That's a good question. I don't think I have a "one-size-fits-all secret distribution" answer for you. I've never seen anyone solve this all the way. But I can share some (unfortunately verbose) thoughts.
First, though, just to get this out of the way, for passwords, I presume that you meant distributing hashed passwords (or rather, I hope you're lucky enough that your use case permits this), with a suitably difficult hash algorithm, so that the secrets you are distributing are substantially less sensitive. And I presume you've looked at various centralized and/or asymmetric authentication schemes (but those really just push the problem up a level).
Anyway, the more general problem of how to distribute secrets (e.g. key material) securely and effectively is an old and much-discussed practical problem.
Some people just give up on this problem and copy secrets around manually. If you want to go that path, it can be helpful to have your preinstall check to see if the secret has been installed, and if not, exit 1 and maybe print some useful explanation/instructions/document URLs on STDERR in case an operator is looking at it.
If you want machines to get their secrets automatically, you need some reliable way to authenticate the machine, so you usually have some sort of enrollment step where a human verifies and attests that a certificate or other identifier is associated with a particular machine. And then you have some central server that uses that identity for authorization purposes and gives you the secrets you're allowed to have (or it serves secrets encrypted with the public half of your identity, or you use your identifying info directly, or you sign some other secret and have that be trusted -- lots of ways to skin that cat once you've enrolled and established identity).

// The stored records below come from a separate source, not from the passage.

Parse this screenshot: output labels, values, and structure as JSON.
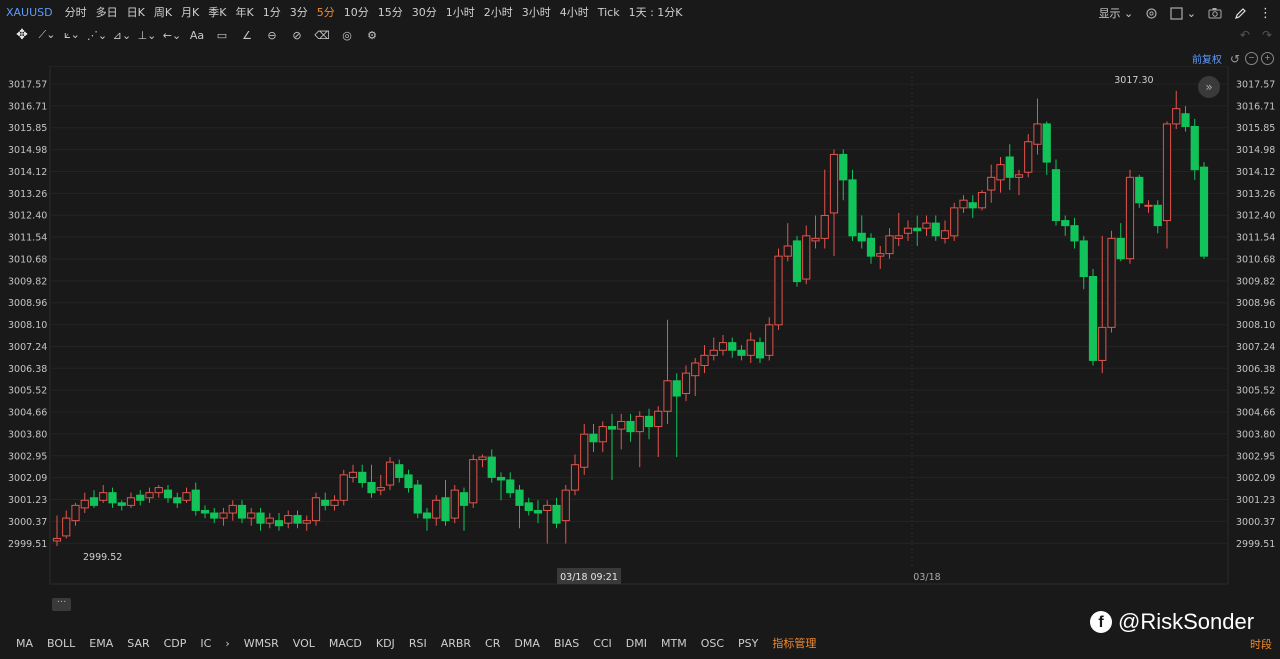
{
  "topbar": {
    "symbol": "XAUUSD",
    "intervals": [
      "分时",
      "多日",
      "日K",
      "周K",
      "月K",
      "季K",
      "年K",
      "1分",
      "3分",
      "5分",
      "10分",
      "15分",
      "30分",
      "1小时",
      "2小时",
      "3小时",
      "4小时",
      "Tick",
      "1天 : 1分K"
    ],
    "active_interval": "5分",
    "display_label": "显示"
  },
  "sub_toolbar": {
    "adjust_label": "前复权"
  },
  "colors": {
    "up": "#e3544c",
    "down": "#12c35a",
    "background": "#191919",
    "grid": "#242424"
  },
  "chart_data": {
    "type": "candlestick",
    "y_ticks": [
      "3017.57",
      "3016.71",
      "3015.85",
      "3014.98",
      "3014.12",
      "3013.26",
      "3012.40",
      "3011.54",
      "3010.68",
      "3009.82",
      "3008.96",
      "3008.10",
      "3007.24",
      "3006.38",
      "3005.52",
      "3004.66",
      "3003.80",
      "3002.95",
      "3002.09",
      "3001.23",
      "3000.37",
      "2999.51"
    ],
    "ylim": [
      2999.51,
      3017.57
    ],
    "max_label": "3017.30",
    "min_label": "2999.52",
    "crosshair_time": "03/18 09:21",
    "x_label": "03/18",
    "candles": [
      [
        2999.6,
        2999.7,
        2999.4,
        3000.6
      ],
      [
        2999.8,
        3000.5,
        2999.7,
        3000.8
      ],
      [
        3000.4,
        3001.0,
        3000.2,
        3001.1
      ],
      [
        3000.9,
        3001.2,
        3000.7,
        3001.5
      ],
      [
        3001.3,
        3001.0,
        3000.9,
        3001.6
      ],
      [
        3001.2,
        3001.5,
        3001.1,
        3001.8
      ],
      [
        3001.5,
        3001.1,
        3000.9,
        3001.7
      ],
      [
        3001.1,
        3001.0,
        3000.8,
        3001.2
      ],
      [
        3001.0,
        3001.3,
        3000.9,
        3001.5
      ],
      [
        3001.4,
        3001.2,
        3001.0,
        3001.6
      ],
      [
        3001.3,
        3001.5,
        3001.1,
        3001.7
      ],
      [
        3001.5,
        3001.7,
        3001.3,
        3001.8
      ],
      [
        3001.6,
        3001.3,
        3001.1,
        3001.8
      ],
      [
        3001.3,
        3001.1,
        3000.9,
        3001.5
      ],
      [
        3001.2,
        3001.5,
        3001.1,
        3001.7
      ],
      [
        3001.6,
        3000.8,
        3000.6,
        3001.9
      ],
      [
        3000.8,
        3000.7,
        3000.5,
        3001.0
      ],
      [
        3000.7,
        3000.5,
        3000.3,
        3000.9
      ],
      [
        3000.5,
        3000.7,
        3000.2,
        3000.9
      ],
      [
        3000.7,
        3001.0,
        3000.4,
        3001.2
      ],
      [
        3001.0,
        3000.5,
        3000.3,
        3001.2
      ],
      [
        3000.5,
        3000.7,
        3000.2,
        3000.9
      ],
      [
        3000.7,
        3000.3,
        3000.0,
        3000.9
      ],
      [
        3000.3,
        3000.5,
        3000.1,
        3000.7
      ],
      [
        3000.4,
        3000.2,
        3000.0,
        3000.7
      ],
      [
        3000.3,
        3000.6,
        3000.1,
        3000.8
      ],
      [
        3000.6,
        3000.3,
        3000.1,
        3000.8
      ],
      [
        3000.3,
        3000.4,
        3000.0,
        3000.6
      ],
      [
        3000.4,
        3001.3,
        3000.2,
        3001.5
      ],
      [
        3001.2,
        3001.0,
        3000.8,
        3001.5
      ],
      [
        3001.0,
        3001.2,
        3000.8,
        3001.4
      ],
      [
        3001.2,
        3002.2,
        3001.0,
        3002.4
      ],
      [
        3002.1,
        3002.3,
        3001.9,
        3002.6
      ],
      [
        3002.3,
        3001.9,
        3001.7,
        3002.6
      ],
      [
        3001.9,
        3001.5,
        3001.3,
        3002.6
      ],
      [
        3001.6,
        3001.7,
        3001.4,
        3002.2
      ],
      [
        3001.8,
        3002.7,
        3001.6,
        3002.9
      ],
      [
        3002.6,
        3002.1,
        3001.9,
        3002.8
      ],
      [
        3002.2,
        3001.7,
        3001.5,
        3002.4
      ],
      [
        3001.8,
        3000.7,
        3000.5,
        3002.0
      ],
      [
        3000.7,
        3000.5,
        3000.0,
        3000.9
      ],
      [
        3000.5,
        3001.2,
        3000.2,
        3001.4
      ],
      [
        3001.3,
        3000.4,
        3000.2,
        3002.0
      ],
      [
        3000.5,
        3001.6,
        3000.3,
        3001.8
      ],
      [
        3001.5,
        3001.0,
        3000.0,
        3001.7
      ],
      [
        3001.1,
        3002.8,
        3000.9,
        3003.0
      ],
      [
        3002.8,
        3002.9,
        3002.5,
        3003.0
      ],
      [
        3002.9,
        3002.1,
        3001.9,
        3003.2
      ],
      [
        3002.1,
        3002.0,
        3001.2,
        3002.3
      ],
      [
        3002.0,
        3001.5,
        3001.3,
        3002.3
      ],
      [
        3001.6,
        3001.0,
        3000.1,
        3001.8
      ],
      [
        3001.1,
        3000.8,
        3000.6,
        3001.3
      ],
      [
        3000.8,
        3000.7,
        3000.3,
        3001.2
      ],
      [
        3000.8,
        3001.0,
        2999.5,
        3001.2
      ],
      [
        3001.0,
        3000.3,
        3000.1,
        3001.3
      ],
      [
        3000.4,
        3001.6,
        2999.5,
        3001.8
      ],
      [
        3001.6,
        3002.6,
        3001.4,
        3003.0
      ],
      [
        3002.5,
        3003.8,
        3002.2,
        3004.2
      ],
      [
        3003.8,
        3003.5,
        3003.1,
        3004.2
      ],
      [
        3003.5,
        3004.1,
        3003.1,
        3004.3
      ],
      [
        3004.1,
        3004.0,
        3002.0,
        3004.6
      ],
      [
        3004.0,
        3004.3,
        3003.2,
        3004.6
      ],
      [
        3004.3,
        3003.9,
        3003.5,
        3004.6
      ],
      [
        3003.9,
        3004.5,
        3002.5,
        3004.7
      ],
      [
        3004.5,
        3004.1,
        3003.6,
        3004.8
      ],
      [
        3004.1,
        3004.7,
        3002.9,
        3004.9
      ],
      [
        3004.7,
        3005.9,
        3004.2,
        3008.3
      ],
      [
        3005.9,
        3005.3,
        3002.9,
        3006.2
      ],
      [
        3005.4,
        3006.2,
        3005.1,
        3006.5
      ],
      [
        3006.1,
        3006.6,
        3005.3,
        3006.8
      ],
      [
        3006.5,
        3006.9,
        3006.2,
        3007.3
      ],
      [
        3006.9,
        3007.1,
        3006.7,
        3007.6
      ],
      [
        3007.1,
        3007.4,
        3006.9,
        3007.7
      ],
      [
        3007.4,
        3007.1,
        3006.8,
        3007.6
      ],
      [
        3007.1,
        3006.9,
        3006.7,
        3007.3
      ],
      [
        3006.9,
        3007.5,
        3006.6,
        3007.8
      ],
      [
        3007.4,
        3006.8,
        3006.6,
        3007.6
      ],
      [
        3006.9,
        3008.1,
        3006.7,
        3008.4
      ],
      [
        3008.1,
        3010.8,
        3007.9,
        3011.1
      ],
      [
        3010.8,
        3011.2,
        3010.6,
        3012.1
      ],
      [
        3011.4,
        3009.8,
        3009.6,
        3011.6
      ],
      [
        3009.9,
        3011.6,
        3009.7,
        3012.0
      ],
      [
        3011.4,
        3011.5,
        3011.1,
        3012.4
      ],
      [
        3011.5,
        3012.4,
        3011.1,
        3014.2
      ],
      [
        3012.5,
        3014.8,
        3010.8,
        3015.0
      ],
      [
        3014.8,
        3013.8,
        3013.0,
        3015.0
      ],
      [
        3013.8,
        3011.6,
        3011.4,
        3014.2
      ],
      [
        3011.7,
        3011.4,
        3011.1,
        3012.4
      ],
      [
        3011.5,
        3010.8,
        3010.5,
        3011.7
      ],
      [
        3010.8,
        3010.9,
        3010.3,
        3011.2
      ],
      [
        3010.9,
        3011.6,
        3010.7,
        3011.9
      ],
      [
        3011.5,
        3011.6,
        3011.2,
        3012.5
      ],
      [
        3011.7,
        3011.9,
        3011.4,
        3012.2
      ],
      [
        3011.9,
        3011.8,
        3011.2,
        3012.4
      ],
      [
        3011.9,
        3012.1,
        3011.6,
        3012.4
      ],
      [
        3012.1,
        3011.6,
        3011.4,
        3012.4
      ],
      [
        3011.5,
        3011.8,
        3011.3,
        3012.2
      ],
      [
        3011.6,
        3012.7,
        3011.4,
        3012.9
      ],
      [
        3012.7,
        3013.0,
        3012.5,
        3013.2
      ],
      [
        3012.9,
        3012.7,
        3012.3,
        3013.2
      ],
      [
        3012.7,
        3013.3,
        3012.6,
        3013.4
      ],
      [
        3013.4,
        3013.9,
        3012.9,
        3014.4
      ],
      [
        3013.8,
        3014.4,
        3013.3,
        3014.7
      ],
      [
        3014.7,
        3013.9,
        3013.4,
        3015.2
      ],
      [
        3013.9,
        3014.0,
        3013.2,
        3014.2
      ],
      [
        3014.1,
        3015.3,
        3013.9,
        3015.6
      ],
      [
        3015.2,
        3016.0,
        3014.8,
        3017.0
      ],
      [
        3016.0,
        3014.5,
        3014.0,
        3016.1
      ],
      [
        3014.2,
        3012.2,
        3012.0,
        3014.6
      ],
      [
        3012.2,
        3012.0,
        3011.6,
        3012.4
      ],
      [
        3012.0,
        3011.4,
        3011.1,
        3012.3
      ],
      [
        3011.4,
        3010.0,
        3009.5,
        3011.6
      ],
      [
        3010.0,
        3006.7,
        3006.5,
        3010.3
      ],
      [
        3006.7,
        3008.0,
        3006.2,
        3011.6
      ],
      [
        3008.0,
        3011.5,
        3007.8,
        3011.8
      ],
      [
        3011.5,
        3010.7,
        3010.6,
        3012.1
      ],
      [
        3010.7,
        3013.9,
        3010.5,
        3014.2
      ],
      [
        3013.9,
        3012.9,
        3012.7,
        3014.0
      ],
      [
        3012.8,
        3012.8,
        3012.5,
        3013.0
      ],
      [
        3012.8,
        3012.0,
        3011.7,
        3013.0
      ],
      [
        3012.2,
        3016.0,
        3011.1,
        3016.1
      ],
      [
        3016.0,
        3016.6,
        3015.8,
        3017.3
      ],
      [
        3016.4,
        3015.9,
        3015.7,
        3016.7
      ],
      [
        3015.9,
        3014.2,
        3013.8,
        3016.2
      ],
      [
        3014.3,
        3010.8,
        3010.7,
        3014.5
      ]
    ]
  },
  "indicators": [
    "MA",
    "BOLL",
    "EMA",
    "SAR",
    "CDP",
    "IC",
    "›",
    "WMSR",
    "VOL",
    "MACD",
    "KDJ",
    "RSI",
    "ARBR",
    "CR",
    "DMA",
    "BIAS",
    "CCI",
    "DMI",
    "MTM",
    "OSC",
    "PSY",
    "指标管理"
  ],
  "time_seg_label": "时段",
  "watermark": "@RiskSonder"
}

The former part (enrollment) is the difficult, chicken-and-egg part. Ideally, this would happen when you can really verify the identity of the machine, for example when you first have physical access (e.g. between unboxing it and racking it), and some secure hardware module (like a TPM or smartcard) would generate a keypair internally, give out the public half for enrollment (possibly reinsertion of that public half signed by an authority), and allow insertion of some public keys for the infrastructure (so that the machine could check the signatures during OS install, which is a different, but related, problem). The operator could potentially just plug something into a USB port and scan a few barcodes and be done.
I've never seen this implemented all the way, though. Usually people cheat somewhere in the name of expedience.

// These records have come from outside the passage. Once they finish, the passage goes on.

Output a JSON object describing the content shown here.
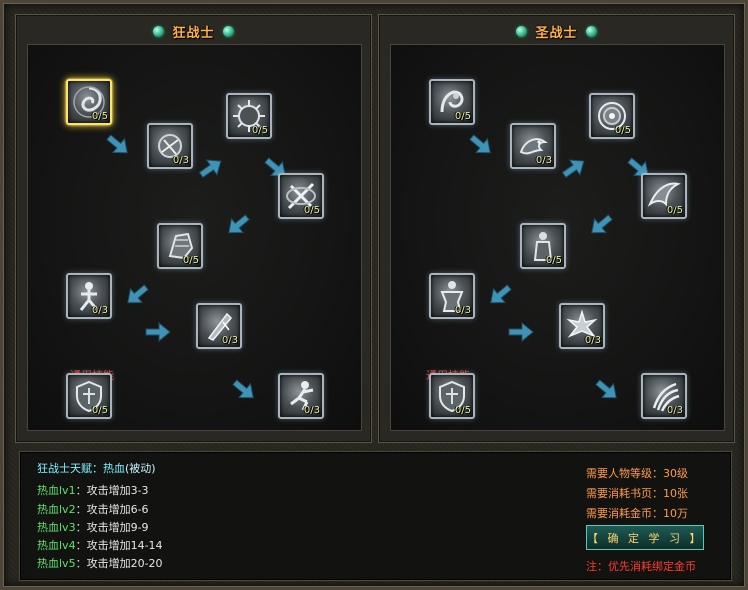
{
  "panels": [
    {
      "title": "狂战士",
      "common_label": "通用技能",
      "skills": [
        {
          "count": "0/5",
          "icon": "swirl-shield-icon",
          "selected": true
        },
        {
          "count": "0/3",
          "icon": "blood-rage-icon",
          "selected": false
        },
        {
          "count": "0/5",
          "icon": "spiked-orb-icon",
          "selected": false
        },
        {
          "count": "0/5",
          "icon": "crossed-blades-icon",
          "selected": false
        },
        {
          "count": "0/5",
          "icon": "armored-fist-icon",
          "selected": false
        },
        {
          "count": "0/3",
          "icon": "warrior-stance-icon",
          "selected": false
        },
        {
          "count": "0/3",
          "icon": "blade-strike-icon",
          "selected": false
        },
        {
          "count": "0/5",
          "icon": "crest-shield-icon",
          "selected": false
        },
        {
          "count": "0/3",
          "icon": "leaping-warrior-icon",
          "selected": false
        }
      ]
    },
    {
      "title": "圣战士",
      "common_label": "通用技能",
      "skills": [
        {
          "count": "0/5",
          "icon": "strong-arm-icon",
          "selected": false
        },
        {
          "count": "0/3",
          "icon": "dragon-icon",
          "selected": false
        },
        {
          "count": "0/5",
          "icon": "holy-ring-icon",
          "selected": false
        },
        {
          "count": "0/5",
          "icon": "wing-slash-icon",
          "selected": false
        },
        {
          "count": "0/5",
          "icon": "guardian-figure-icon",
          "selected": false
        },
        {
          "count": "0/3",
          "icon": "muscle-figure-icon",
          "selected": false
        },
        {
          "count": "0/3",
          "icon": "radiant-burst-icon",
          "selected": false
        },
        {
          "count": "0/5",
          "icon": "crest-shield-icon",
          "selected": false
        },
        {
          "count": "0/3",
          "icon": "claw-swipe-icon",
          "selected": false
        }
      ]
    }
  ],
  "info": {
    "talent_title": "狂战士天赋：热血",
    "talent_type": "(被动)",
    "levels": [
      {
        "lv": "热血lv1",
        "sep": "：",
        "desc": "攻击增加3-3"
      },
      {
        "lv": "热血lv2",
        "sep": "：",
        "desc": "攻击增加6-6"
      },
      {
        "lv": "热血lv3",
        "sep": "：",
        "desc": "攻击增加9-9"
      },
      {
        "lv": "热血lv4",
        "sep": "：",
        "desc": "攻击增加14-14"
      },
      {
        "lv": "热血lv5",
        "sep": "：",
        "desc": "攻击增加20-20"
      }
    ],
    "requirements": [
      "需要人物等级：30级",
      "需要消耗书页：10张",
      "需要消耗金币：10万"
    ],
    "learn_button": "【 确 定 学 习 】",
    "note": "注：优先消耗绑定金币"
  },
  "colors": {
    "title": "#ffb14a",
    "count": "#e9f0a0",
    "common_label": "#e23b2f",
    "talent_title": "#7df2ff",
    "level_name": "#5de36a",
    "requirement": "#ff9b4a",
    "note": "#ff3b2f"
  }
}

For an example, Puppet's usual enrollment process
is a pretty reasonable compromise -- it involves saving the first copy of the server cert it sees and sending a CSR to the server for an operator to sign manually. The "cheat" with this is that the initial key exchange is just happening over the network, and the operator is probably not verifying that the CSR really identifies the server in question and not some clever attacker impersonating it at the right moment so he can get your secrets and maybe prompt you to log in and give him some more. (The server cert has similar problems.) But, in practical terms, this does *greatly* narrow the window of attack (you have to strike during the enrollment of a new server), which is way better than nothing, especially if you don't enroll a lot.
Back to slack, it is of course very primitive and doesn't even do that much for you. All the setup is left up to you.

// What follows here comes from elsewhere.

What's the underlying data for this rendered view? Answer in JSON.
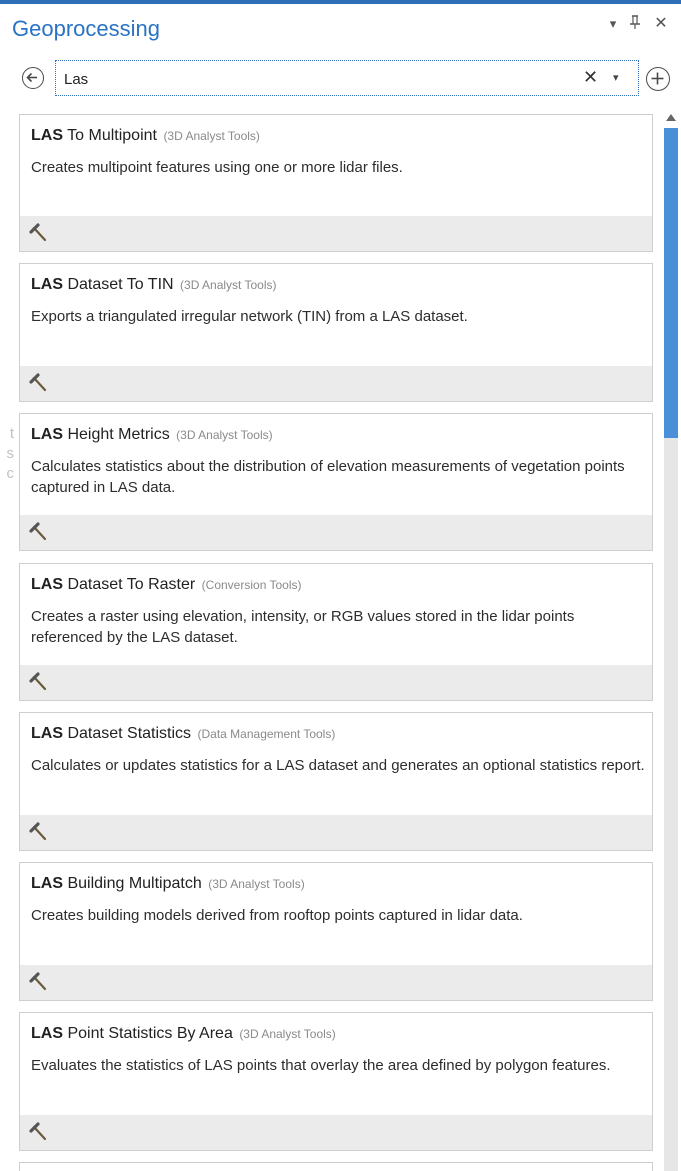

Since the default setup is to use rsyncd over ssh, you can use SSH host keypairs for authenticating both the clients and the slack master. I've heard of multiple people doing this; you generally need to enroll the SSH hostkeys for machine identity, anyway -- if people are going to be SSHing into the machines, you want them in a known_hosts database. So, you can take that known_hosts data and generate an authorized_keys file for sshd that calls rsync with the expected arguments via a wrapper. This is pretty simple to get going.
Storing the host keys locally somewhere that persists across installs is also handy (no more SSH complaints after a reinstall), especially if you reinstall a lot. Using the SSH authentication information to provide authorization for particular secrets I have not seen done, but you could insert something in the rsync wrapper being called from authorized_keys to tell rsync to grant or deny access to certain paths (maybe if someone has done this, they will share).
This doesn't address the point about keeping secrets in version control. However, it's worth noting that slack is just calling rsync on a bunch of files, so nothing says the entire repository has to be under the same version control system. Slack doesn't care where the files come from; just that they are there, so you can get your secrets into the source directory however you like.
If I wanted to do this "properly", though, I'd probably distribute the secrets outside of slack, with something that supported HTTPS client certs. It probably would be easier to build and maintain and would be a lot more flexible than rsyncd. And there's something to be said for not having your secret store be as simple as possible (i.e. not also being your config management server), and about not making slack overly complicated either. The two problems have different needs -- secret management needs authentication and authorization structure and of course secrecy; config management needs version control and benefits from transparency and ease of access.
Sorry that was so long; hope it helps :)